Task description: In the listing below, lines with the string "Sphere" are to be counted; the number is the entire reply.
*** Record excerpts ***
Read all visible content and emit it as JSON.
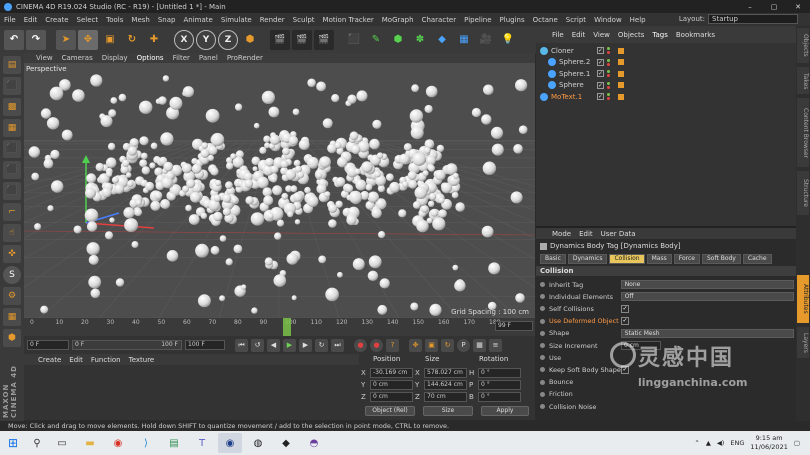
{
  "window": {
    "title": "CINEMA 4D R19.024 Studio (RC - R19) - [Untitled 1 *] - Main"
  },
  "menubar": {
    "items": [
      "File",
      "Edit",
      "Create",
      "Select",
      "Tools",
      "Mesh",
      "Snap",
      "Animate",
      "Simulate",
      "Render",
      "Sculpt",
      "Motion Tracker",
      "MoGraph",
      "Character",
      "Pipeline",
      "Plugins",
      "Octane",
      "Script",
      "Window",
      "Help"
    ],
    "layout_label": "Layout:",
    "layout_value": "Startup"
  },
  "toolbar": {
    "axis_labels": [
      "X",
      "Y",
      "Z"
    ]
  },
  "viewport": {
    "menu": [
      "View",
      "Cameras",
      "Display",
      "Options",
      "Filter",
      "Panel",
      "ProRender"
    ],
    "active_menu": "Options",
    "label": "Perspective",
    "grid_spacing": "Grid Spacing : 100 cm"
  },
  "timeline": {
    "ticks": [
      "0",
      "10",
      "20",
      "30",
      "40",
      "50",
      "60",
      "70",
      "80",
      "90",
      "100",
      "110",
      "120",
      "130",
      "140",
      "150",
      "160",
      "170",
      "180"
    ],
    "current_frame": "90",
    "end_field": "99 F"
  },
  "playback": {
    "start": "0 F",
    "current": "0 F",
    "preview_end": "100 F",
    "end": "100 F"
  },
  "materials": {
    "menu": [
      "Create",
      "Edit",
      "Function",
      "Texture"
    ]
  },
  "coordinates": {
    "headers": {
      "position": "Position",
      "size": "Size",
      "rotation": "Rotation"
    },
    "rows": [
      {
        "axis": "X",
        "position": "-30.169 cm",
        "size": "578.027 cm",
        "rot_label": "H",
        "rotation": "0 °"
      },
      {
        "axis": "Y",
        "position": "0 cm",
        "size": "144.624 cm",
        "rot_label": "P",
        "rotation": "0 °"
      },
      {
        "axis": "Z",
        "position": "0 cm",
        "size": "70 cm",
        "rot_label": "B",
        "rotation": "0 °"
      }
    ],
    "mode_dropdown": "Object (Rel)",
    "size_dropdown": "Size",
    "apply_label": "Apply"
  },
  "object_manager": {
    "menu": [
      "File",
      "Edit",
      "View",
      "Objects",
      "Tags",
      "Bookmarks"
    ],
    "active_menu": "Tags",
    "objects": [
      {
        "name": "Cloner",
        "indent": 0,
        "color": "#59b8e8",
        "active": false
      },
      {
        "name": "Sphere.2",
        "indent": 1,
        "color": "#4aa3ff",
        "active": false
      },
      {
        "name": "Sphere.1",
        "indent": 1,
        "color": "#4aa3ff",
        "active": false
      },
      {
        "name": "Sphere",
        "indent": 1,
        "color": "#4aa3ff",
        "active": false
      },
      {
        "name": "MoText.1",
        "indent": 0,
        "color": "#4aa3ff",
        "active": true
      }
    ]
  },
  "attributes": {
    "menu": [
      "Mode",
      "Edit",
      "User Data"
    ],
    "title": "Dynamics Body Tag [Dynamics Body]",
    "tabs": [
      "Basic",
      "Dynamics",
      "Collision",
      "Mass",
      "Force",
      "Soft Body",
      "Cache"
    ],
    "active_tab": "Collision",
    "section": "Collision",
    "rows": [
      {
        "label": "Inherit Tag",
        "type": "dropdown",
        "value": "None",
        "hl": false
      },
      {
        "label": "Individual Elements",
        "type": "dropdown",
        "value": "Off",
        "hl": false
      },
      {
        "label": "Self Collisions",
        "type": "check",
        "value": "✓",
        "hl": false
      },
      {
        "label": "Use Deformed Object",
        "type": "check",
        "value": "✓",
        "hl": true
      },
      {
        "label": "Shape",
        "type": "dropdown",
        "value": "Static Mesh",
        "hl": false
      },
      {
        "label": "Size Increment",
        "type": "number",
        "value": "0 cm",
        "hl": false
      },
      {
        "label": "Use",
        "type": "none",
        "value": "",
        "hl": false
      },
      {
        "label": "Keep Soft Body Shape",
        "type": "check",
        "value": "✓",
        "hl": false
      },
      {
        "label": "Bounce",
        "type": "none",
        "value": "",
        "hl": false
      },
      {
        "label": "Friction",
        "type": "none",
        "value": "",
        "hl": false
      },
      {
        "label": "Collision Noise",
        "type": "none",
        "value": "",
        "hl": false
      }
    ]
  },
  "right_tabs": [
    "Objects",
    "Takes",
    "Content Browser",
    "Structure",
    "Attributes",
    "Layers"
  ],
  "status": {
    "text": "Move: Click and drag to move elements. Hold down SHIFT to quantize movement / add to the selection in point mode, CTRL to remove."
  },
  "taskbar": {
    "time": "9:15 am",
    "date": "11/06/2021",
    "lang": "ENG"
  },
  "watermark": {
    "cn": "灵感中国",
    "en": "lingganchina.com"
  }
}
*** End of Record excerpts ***
Answer section: 3